◆ PROBLEM ◆
This exercise calls for a copy of every line in the listing below that carries the word "Scanner".

◆ SOURCE INFORMATION ◆

========

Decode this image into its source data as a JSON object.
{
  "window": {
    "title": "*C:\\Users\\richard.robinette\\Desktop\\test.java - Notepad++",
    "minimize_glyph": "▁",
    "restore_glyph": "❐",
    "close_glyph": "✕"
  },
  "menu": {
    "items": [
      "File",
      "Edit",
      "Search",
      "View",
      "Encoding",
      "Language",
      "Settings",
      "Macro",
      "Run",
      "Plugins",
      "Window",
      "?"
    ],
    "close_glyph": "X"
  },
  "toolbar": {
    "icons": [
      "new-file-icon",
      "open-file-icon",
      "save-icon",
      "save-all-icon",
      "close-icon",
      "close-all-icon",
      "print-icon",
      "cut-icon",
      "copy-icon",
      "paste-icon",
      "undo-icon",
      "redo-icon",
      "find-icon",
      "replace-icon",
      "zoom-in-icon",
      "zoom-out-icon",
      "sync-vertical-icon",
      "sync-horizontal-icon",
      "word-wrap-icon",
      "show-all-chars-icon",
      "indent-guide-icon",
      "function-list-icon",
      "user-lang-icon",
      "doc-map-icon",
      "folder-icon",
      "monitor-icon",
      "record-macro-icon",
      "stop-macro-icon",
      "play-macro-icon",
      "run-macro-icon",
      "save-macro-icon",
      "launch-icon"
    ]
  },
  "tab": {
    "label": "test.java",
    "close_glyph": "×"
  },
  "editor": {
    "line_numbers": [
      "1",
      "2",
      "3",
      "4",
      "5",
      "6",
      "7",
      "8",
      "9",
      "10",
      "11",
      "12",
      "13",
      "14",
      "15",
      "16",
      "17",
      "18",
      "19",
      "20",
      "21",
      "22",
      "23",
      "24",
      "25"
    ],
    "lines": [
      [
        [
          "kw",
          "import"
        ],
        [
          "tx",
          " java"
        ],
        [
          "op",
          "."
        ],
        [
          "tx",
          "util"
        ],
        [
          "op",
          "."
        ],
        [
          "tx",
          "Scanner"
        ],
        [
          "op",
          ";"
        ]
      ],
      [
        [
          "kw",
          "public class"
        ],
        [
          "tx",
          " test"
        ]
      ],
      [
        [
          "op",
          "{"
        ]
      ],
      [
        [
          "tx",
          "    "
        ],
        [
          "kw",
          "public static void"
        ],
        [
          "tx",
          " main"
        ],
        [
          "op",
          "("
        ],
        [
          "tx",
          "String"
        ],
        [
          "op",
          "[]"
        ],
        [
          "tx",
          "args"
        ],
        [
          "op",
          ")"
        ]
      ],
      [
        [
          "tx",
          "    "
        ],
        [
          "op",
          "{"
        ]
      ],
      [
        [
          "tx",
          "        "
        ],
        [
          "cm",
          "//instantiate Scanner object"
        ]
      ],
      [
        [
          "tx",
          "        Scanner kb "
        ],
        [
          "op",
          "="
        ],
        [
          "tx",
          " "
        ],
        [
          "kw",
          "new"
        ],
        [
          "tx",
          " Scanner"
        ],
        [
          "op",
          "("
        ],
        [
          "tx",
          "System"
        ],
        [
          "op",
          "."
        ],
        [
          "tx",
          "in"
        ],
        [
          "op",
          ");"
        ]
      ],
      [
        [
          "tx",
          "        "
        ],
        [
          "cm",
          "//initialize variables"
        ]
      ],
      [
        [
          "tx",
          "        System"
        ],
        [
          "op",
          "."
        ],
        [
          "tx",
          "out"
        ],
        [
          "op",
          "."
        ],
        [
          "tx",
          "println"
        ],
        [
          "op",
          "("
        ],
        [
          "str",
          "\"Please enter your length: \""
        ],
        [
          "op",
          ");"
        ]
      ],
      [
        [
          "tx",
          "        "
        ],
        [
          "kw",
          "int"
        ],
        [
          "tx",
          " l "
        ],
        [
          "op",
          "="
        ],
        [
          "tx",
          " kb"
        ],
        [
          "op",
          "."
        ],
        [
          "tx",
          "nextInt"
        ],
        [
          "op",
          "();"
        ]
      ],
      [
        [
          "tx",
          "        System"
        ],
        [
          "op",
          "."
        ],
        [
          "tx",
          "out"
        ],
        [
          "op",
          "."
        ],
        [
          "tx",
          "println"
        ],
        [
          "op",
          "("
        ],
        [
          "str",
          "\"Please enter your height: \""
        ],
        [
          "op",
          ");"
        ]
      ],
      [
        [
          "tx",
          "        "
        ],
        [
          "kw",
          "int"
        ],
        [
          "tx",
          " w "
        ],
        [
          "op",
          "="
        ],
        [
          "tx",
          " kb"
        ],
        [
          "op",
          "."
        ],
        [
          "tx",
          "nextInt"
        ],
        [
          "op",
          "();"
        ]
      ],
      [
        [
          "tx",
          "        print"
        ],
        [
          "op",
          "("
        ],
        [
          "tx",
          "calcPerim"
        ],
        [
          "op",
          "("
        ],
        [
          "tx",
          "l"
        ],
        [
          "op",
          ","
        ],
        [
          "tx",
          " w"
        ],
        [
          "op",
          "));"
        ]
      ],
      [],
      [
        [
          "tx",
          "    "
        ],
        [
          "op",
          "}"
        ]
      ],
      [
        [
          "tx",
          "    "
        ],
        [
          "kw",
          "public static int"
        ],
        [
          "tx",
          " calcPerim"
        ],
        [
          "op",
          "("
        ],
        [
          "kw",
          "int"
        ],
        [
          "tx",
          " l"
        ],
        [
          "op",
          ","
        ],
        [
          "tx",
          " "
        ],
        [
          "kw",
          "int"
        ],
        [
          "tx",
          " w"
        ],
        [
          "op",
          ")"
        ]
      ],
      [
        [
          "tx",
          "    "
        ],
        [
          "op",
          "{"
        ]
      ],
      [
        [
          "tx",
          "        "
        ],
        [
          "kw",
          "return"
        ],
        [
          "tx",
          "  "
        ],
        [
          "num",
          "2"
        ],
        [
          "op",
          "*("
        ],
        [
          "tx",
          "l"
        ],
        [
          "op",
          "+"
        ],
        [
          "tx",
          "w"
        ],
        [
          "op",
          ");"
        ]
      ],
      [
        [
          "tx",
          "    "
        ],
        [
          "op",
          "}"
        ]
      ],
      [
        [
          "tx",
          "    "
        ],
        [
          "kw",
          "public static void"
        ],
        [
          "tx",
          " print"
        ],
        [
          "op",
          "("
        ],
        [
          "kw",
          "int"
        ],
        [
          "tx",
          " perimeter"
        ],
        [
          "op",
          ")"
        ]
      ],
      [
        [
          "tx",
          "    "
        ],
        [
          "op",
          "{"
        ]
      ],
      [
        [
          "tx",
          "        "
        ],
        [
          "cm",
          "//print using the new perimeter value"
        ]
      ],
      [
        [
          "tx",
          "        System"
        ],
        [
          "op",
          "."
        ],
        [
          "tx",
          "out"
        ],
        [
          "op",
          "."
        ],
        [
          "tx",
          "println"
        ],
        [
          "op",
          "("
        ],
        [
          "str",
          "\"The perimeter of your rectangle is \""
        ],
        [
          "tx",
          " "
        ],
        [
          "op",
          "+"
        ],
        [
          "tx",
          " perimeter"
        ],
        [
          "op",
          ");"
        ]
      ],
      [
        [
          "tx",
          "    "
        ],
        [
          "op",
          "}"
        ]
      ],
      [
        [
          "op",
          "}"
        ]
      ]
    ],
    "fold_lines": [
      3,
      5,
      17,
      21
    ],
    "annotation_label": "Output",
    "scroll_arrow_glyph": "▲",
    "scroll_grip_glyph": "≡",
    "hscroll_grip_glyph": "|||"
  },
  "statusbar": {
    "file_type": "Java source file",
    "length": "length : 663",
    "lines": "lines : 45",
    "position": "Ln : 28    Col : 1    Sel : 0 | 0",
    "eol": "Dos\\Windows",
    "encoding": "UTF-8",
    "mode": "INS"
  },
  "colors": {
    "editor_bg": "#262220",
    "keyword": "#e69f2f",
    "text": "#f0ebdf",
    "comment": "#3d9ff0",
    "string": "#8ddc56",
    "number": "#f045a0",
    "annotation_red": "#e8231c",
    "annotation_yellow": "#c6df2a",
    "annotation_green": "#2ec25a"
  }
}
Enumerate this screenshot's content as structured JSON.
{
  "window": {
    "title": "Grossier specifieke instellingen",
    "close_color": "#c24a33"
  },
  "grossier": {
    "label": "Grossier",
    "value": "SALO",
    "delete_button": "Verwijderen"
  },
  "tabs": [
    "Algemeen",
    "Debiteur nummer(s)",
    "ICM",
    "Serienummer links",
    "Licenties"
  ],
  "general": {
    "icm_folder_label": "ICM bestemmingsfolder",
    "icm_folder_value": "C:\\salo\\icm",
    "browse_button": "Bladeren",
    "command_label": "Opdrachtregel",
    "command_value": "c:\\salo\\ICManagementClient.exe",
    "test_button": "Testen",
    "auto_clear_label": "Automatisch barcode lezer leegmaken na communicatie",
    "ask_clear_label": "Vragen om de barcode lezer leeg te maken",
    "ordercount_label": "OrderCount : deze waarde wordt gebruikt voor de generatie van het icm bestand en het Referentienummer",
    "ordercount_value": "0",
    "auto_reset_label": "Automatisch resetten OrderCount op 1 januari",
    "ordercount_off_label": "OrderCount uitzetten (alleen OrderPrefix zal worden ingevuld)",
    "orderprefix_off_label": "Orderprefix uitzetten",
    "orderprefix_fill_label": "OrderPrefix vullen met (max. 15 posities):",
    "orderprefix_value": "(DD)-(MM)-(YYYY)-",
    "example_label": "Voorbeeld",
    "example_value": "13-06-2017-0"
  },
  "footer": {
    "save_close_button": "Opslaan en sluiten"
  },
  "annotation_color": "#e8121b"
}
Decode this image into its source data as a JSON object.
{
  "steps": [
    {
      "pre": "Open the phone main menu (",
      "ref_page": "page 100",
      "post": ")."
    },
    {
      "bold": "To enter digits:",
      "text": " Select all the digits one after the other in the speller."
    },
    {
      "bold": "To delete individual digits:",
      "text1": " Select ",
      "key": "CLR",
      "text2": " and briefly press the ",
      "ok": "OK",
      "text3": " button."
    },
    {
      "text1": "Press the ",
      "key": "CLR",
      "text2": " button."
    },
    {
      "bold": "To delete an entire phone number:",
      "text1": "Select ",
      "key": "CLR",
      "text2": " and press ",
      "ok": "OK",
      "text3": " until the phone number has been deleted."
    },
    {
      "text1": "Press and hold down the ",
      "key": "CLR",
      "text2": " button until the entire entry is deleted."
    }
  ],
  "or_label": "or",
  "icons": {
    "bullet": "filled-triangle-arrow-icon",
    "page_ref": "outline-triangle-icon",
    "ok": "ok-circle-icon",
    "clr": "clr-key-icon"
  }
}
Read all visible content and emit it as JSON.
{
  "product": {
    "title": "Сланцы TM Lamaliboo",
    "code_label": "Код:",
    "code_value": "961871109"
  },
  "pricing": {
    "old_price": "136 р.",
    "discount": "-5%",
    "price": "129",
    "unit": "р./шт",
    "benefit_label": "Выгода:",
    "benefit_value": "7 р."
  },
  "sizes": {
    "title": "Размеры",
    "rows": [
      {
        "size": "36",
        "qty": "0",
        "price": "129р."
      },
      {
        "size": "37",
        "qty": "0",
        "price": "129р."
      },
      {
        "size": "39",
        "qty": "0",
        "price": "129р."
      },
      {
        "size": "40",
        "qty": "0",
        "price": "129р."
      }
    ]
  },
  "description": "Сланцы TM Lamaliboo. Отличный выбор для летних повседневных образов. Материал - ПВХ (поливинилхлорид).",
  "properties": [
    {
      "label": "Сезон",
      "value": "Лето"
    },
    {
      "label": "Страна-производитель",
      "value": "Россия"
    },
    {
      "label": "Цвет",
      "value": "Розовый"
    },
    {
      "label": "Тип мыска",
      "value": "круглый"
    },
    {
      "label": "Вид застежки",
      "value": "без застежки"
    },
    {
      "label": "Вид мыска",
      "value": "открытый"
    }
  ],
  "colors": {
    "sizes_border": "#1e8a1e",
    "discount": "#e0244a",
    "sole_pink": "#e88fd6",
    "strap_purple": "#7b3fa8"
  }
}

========

◆ OUTPUT FOR THIS TASK ◆
          "Scanner"
          "//instantiate Scanner object"
          "        Scanner kb "
          " Scanner"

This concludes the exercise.